[Dataset rows describing interfaces]
= = = =

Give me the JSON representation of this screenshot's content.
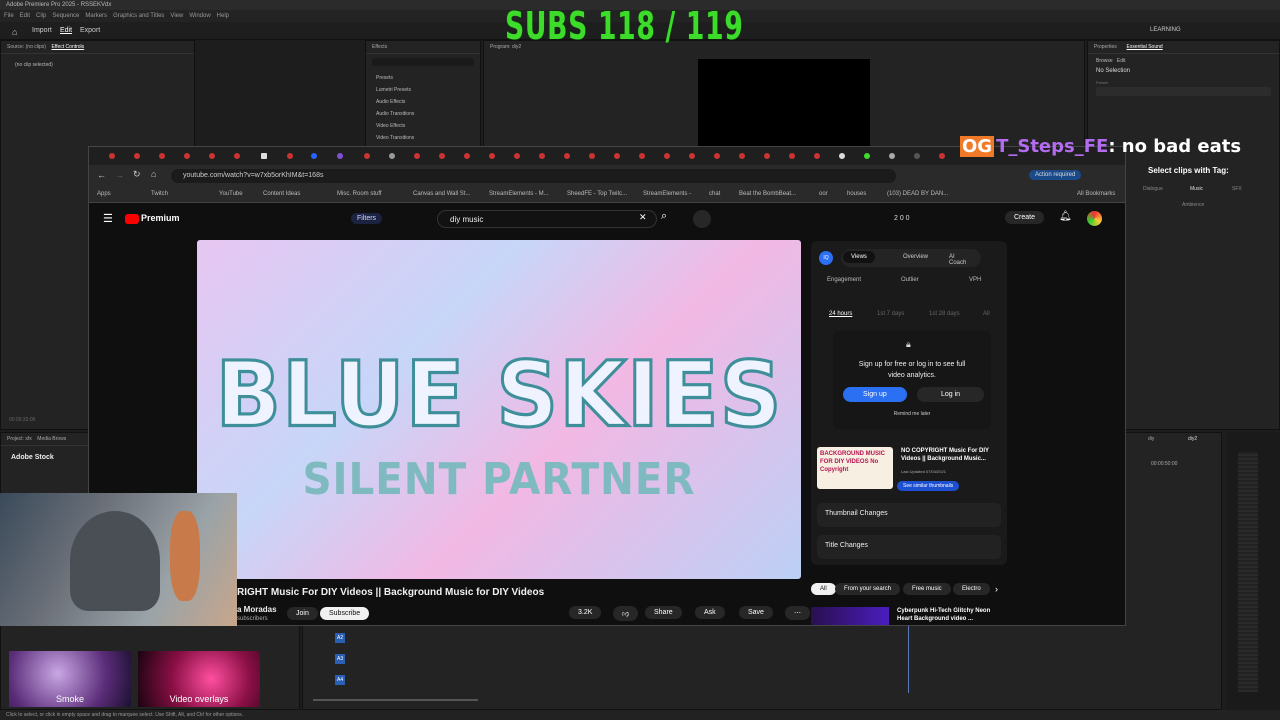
{
  "premiere": {
    "title": "Adobe Premiere Pro 2025 - RSSEKVdx",
    "menu": [
      "File",
      "Edit",
      "Clip",
      "Sequence",
      "Markers",
      "Graphics and Titles",
      "View",
      "Window",
      "Help"
    ],
    "tabs": [
      "Import",
      "Edit",
      "Export"
    ],
    "learning": "LEARNING",
    "source_tabs": [
      "Source: (no clips)",
      "Effect Controls"
    ],
    "no_clip": "(no clip selected)",
    "effects_title": "Effects",
    "effects": [
      "Presets",
      "Lumetri Presets",
      "Audio Effects",
      "Audio Transitions",
      "Video Effects",
      "Video Transitions"
    ],
    "program": "Program: diy2",
    "props": [
      "Properties",
      "Essential Sound"
    ],
    "browse": [
      "Browse",
      "Edit"
    ],
    "no_selection": "No Selection",
    "preset": "Preset:",
    "select_clips": "Select clips with Tag:",
    "tags": [
      "Dialogue",
      "Music",
      "SFX",
      "Ambience"
    ],
    "project": "Project: sfx",
    "media_browser": "Media Brows",
    "adobe_stock": "Adobe Stock",
    "timecode": "00:00:33:06",
    "seq_tabs": [
      "diy",
      "diy2"
    ],
    "seq_time": "00:00:50:00",
    "tracks": [
      "A2",
      "A3",
      "A4"
    ],
    "thumbs": [
      "Smoke",
      "Video overlays"
    ],
    "status": "Click to select, or click in empty space and drag to marquee select. Use Shift, Alt, and Ctrl for other options."
  },
  "overlay": {
    "subs": "SUBS 118 / 119",
    "og": "OG",
    "steps": "T_Steps_FE",
    "msg": ": no bad eats"
  },
  "browser": {
    "url": "youtube.com/watch?v=w7xb5orKhIM&t=168s",
    "action": "Action required",
    "bookmarks": [
      "Apps",
      "Twitch",
      "YouTube",
      "Content Ideas",
      "Misc. Room stuff",
      "Canvas and Wall St...",
      "StreamElements - M...",
      "SheedFE - Top Twitc...",
      "StreamElements -",
      "chat",
      "Beat the BombBeat...",
      "oor",
      "houses",
      "(103) DEAD BY DAN..."
    ],
    "all_bookmarks": "All Bookmarks"
  },
  "youtube": {
    "logo": "Premium",
    "filters": "Filters",
    "search": "diy music",
    "create": "Create",
    "counters": "2  0  0",
    "video_title": "RIGHT Music For DIY Videos || Background Music for DIY Videos",
    "channel": "a Moradas",
    "subscribers": "subscribers",
    "join": "Join",
    "subscribe": "Subscribe",
    "likes": "3.2K",
    "share": "Share",
    "ask": "Ask",
    "save": "Save",
    "chips": [
      "All",
      "From your search",
      "Free music",
      "Electro"
    ]
  },
  "thumbnail": {
    "line1": "BLUE SKIES",
    "line2": "SILENT PARTNER"
  },
  "vidiq": {
    "badge": "IQ",
    "tabs": [
      "Views",
      "Overview",
      "AI Coach"
    ],
    "stats": [
      "Engagement",
      "Outlier",
      "VPH"
    ],
    "ranges": [
      "24 hours",
      "1st 7 days",
      "1st 28 days",
      "All"
    ],
    "prompt": "Sign up for free or log in to see full video analytics.",
    "signup": "Sign up",
    "login": "Log in",
    "remind": "Remind me later",
    "rel_title": "NO COPYRIGHT Music For DIY Videos || Background Music...",
    "rel_date": "Last Updated 07/04/2021",
    "similar": "See similar thumbnails",
    "thumb_changes": "Thumbnail Changes",
    "title_changes": "Title Changes",
    "thumb_text": "BACKGROUND MUSIC FOR DIY VIDEOS No Copyright"
  },
  "next_video": {
    "title": "Cyberpunk Hi-Tech Glitchy Neon Heart Background video ..."
  }
}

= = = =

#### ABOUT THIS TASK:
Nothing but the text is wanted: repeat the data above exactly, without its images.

#### ANSWER:
Give me the JSON representation of this screenshot's content.
{
  "premiere": {
    "title": "Adobe Premiere Pro 2025 - RSSEKVdx",
    "menu": [
      "File",
      "Edit",
      "Clip",
      "Sequence",
      "Markers",
      "Graphics and Titles",
      "View",
      "Window",
      "Help"
    ],
    "tabs": [
      "Import",
      "Edit",
      "Export"
    ],
    "learning": "LEARNING",
    "source_tabs": [
      "Source: (no clips)",
      "Effect Controls"
    ],
    "no_clip": "(no clip selected)",
    "effects_title": "Effects",
    "effects": [
      "Presets",
      "Lumetri Presets",
      "Audio Effects",
      "Audio Transitions",
      "Video Effects",
      "Video Transitions"
    ],
    "program": "Program: diy2",
    "props": [
      "Properties",
      "Essential Sound"
    ],
    "browse": [
      "Browse",
      "Edit"
    ],
    "no_selection": "No Selection",
    "preset": "Preset:",
    "select_clips": "Select clips with Tag:",
    "tags": [
      "Dialogue",
      "Music",
      "SFX",
      "Ambience"
    ],
    "project": "Project: sfx",
    "media_browser": "Media Brows",
    "adobe_stock": "Adobe Stock",
    "timecode": "00:00:33:06",
    "seq_tabs": [
      "diy",
      "diy2"
    ],
    "seq_time": "00:00:50:00",
    "tracks": [
      "A2",
      "A3",
      "A4"
    ],
    "thumbs": [
      "Smoke",
      "Video overlays"
    ],
    "status": "Click to select, or click in empty space and drag to marquee select. Use Shift, Alt, and Ctrl for other options."
  },
  "overlay": {
    "subs": "SUBS 118 / 119",
    "og": "OG",
    "steps": "T_Steps_FE",
    "msg": ": no bad eats"
  },
  "browser": {
    "url": "youtube.com/watch?v=w7xb5orKhIM&t=168s",
    "action": "Action required",
    "bookmarks": [
      "Apps",
      "Twitch",
      "YouTube",
      "Content Ideas",
      "Misc. Room stuff",
      "Canvas and Wall St...",
      "StreamElements - M...",
      "SheedFE - Top Twitc...",
      "StreamElements -",
      "chat",
      "Beat the BombBeat...",
      "oor",
      "houses",
      "(103) DEAD BY DAN..."
    ],
    "all_bookmarks": "All Bookmarks"
  },
  "youtube": {
    "logo": "Premium",
    "filters": "Filters",
    "search": "diy music",
    "create": "Create",
    "counters": "2  0  0",
    "video_title": "RIGHT Music For DIY Videos || Background Music for DIY Videos",
    "channel": "a Moradas",
    "subscribers": "subscribers",
    "join": "Join",
    "subscribe": "Subscribe",
    "likes": "3.2K",
    "share": "Share",
    "ask": "Ask",
    "save": "Save",
    "chips": [
      "All",
      "From your search",
      "Free music",
      "Electro"
    ]
  },
  "thumbnail": {
    "line1": "BLUE SKIES",
    "line2": "SILENT PARTNER"
  },
  "vidiq": {
    "badge": "IQ",
    "tabs": [
      "Views",
      "Overview",
      "AI Coach"
    ],
    "stats": [
      "Engagement",
      "Outlier",
      "VPH"
    ],
    "ranges": [
      "24 hours",
      "1st 7 days",
      "1st 28 days",
      "All"
    ],
    "prompt": "Sign up for free or log in to see full video analytics.",
    "signup": "Sign up",
    "login": "Log in",
    "remind": "Remind me later",
    "rel_title": "NO COPYRIGHT Music For DIY Videos || Background Music...",
    "rel_date": "Last Updated 07/04/2021",
    "similar": "See similar thumbnails",
    "thumb_changes": "Thumbnail Changes",
    "title_changes": "Title Changes",
    "thumb_text": "BACKGROUND MUSIC FOR DIY VIDEOS No Copyright"
  },
  "next_video": {
    "title": "Cyberpunk Hi-Tech Glitchy Neon Heart Background video ..."
  }
}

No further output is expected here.